■ **Record extracts**:
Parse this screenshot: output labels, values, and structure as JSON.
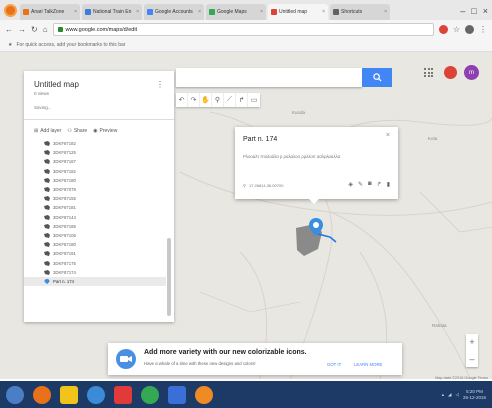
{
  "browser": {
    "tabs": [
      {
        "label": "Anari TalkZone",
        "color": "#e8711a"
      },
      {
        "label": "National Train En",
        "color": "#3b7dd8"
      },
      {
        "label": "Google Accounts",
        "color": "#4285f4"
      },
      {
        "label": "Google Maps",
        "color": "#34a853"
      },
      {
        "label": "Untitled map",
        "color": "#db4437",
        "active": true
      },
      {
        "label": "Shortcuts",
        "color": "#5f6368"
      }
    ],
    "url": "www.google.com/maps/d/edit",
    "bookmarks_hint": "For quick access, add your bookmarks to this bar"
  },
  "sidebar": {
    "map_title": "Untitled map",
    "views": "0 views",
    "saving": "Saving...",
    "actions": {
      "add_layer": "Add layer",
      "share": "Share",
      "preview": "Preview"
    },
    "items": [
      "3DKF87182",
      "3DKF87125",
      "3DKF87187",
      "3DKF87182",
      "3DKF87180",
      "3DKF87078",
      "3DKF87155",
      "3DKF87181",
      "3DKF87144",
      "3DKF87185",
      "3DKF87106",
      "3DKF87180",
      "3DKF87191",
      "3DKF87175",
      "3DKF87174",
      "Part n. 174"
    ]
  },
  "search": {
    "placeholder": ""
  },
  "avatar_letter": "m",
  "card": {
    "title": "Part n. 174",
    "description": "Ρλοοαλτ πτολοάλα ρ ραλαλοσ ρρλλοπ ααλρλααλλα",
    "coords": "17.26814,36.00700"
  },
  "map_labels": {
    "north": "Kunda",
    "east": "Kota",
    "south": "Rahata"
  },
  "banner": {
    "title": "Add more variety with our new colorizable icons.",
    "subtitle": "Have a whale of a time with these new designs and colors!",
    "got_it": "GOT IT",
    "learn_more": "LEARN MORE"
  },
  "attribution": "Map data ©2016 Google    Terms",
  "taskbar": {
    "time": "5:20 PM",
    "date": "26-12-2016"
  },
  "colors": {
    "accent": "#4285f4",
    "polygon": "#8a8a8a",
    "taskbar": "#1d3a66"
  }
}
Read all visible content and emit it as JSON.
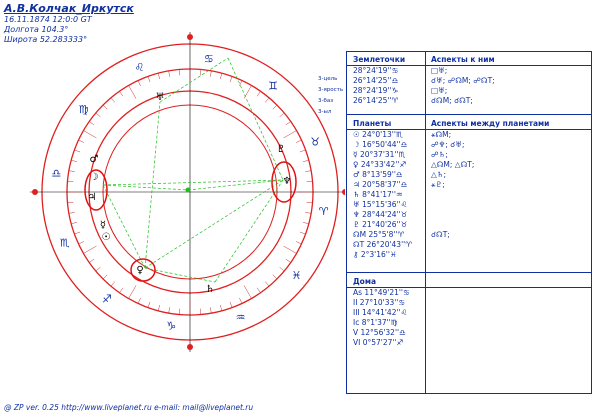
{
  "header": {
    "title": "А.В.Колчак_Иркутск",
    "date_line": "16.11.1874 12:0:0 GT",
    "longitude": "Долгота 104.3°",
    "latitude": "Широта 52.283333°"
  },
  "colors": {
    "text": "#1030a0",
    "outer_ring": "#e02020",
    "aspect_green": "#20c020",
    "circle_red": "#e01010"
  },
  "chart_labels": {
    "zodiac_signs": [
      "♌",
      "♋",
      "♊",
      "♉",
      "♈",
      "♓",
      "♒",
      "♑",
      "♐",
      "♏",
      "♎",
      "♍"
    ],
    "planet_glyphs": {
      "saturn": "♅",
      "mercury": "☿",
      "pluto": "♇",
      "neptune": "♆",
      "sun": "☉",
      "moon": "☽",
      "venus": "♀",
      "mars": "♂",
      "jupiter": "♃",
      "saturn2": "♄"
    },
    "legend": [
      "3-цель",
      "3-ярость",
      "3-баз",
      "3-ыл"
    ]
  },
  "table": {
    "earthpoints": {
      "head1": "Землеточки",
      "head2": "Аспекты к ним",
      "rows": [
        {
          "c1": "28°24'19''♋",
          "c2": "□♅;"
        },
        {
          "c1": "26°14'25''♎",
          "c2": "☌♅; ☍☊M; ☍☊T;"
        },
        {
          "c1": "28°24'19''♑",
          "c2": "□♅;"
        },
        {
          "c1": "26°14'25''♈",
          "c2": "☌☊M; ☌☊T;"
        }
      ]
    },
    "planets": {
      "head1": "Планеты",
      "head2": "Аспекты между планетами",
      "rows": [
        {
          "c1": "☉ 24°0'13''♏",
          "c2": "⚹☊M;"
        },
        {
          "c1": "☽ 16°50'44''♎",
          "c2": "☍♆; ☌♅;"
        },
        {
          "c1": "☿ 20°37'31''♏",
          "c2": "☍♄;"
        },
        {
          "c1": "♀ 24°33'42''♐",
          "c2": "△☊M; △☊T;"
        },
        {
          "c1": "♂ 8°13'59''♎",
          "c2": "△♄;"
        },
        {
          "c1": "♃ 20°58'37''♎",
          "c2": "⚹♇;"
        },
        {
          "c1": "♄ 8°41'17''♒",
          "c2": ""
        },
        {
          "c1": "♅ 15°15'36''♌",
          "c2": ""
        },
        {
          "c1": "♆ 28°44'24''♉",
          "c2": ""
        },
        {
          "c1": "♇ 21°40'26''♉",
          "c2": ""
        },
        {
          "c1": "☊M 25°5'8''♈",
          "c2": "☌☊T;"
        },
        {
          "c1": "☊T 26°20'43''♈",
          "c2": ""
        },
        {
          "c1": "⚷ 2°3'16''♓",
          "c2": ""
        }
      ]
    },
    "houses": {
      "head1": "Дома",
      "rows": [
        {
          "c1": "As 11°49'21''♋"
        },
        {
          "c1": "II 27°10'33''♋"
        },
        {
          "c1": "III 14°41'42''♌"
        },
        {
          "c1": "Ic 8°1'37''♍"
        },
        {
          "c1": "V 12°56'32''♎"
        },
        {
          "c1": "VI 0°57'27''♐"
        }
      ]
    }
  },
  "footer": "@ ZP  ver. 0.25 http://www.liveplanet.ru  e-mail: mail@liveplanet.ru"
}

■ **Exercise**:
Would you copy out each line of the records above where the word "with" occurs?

■ **Response**:
    "title": "Add more variety with our new colorizable icons.",
    "subtitle": "Have a whale of a time with these new designs and colors!",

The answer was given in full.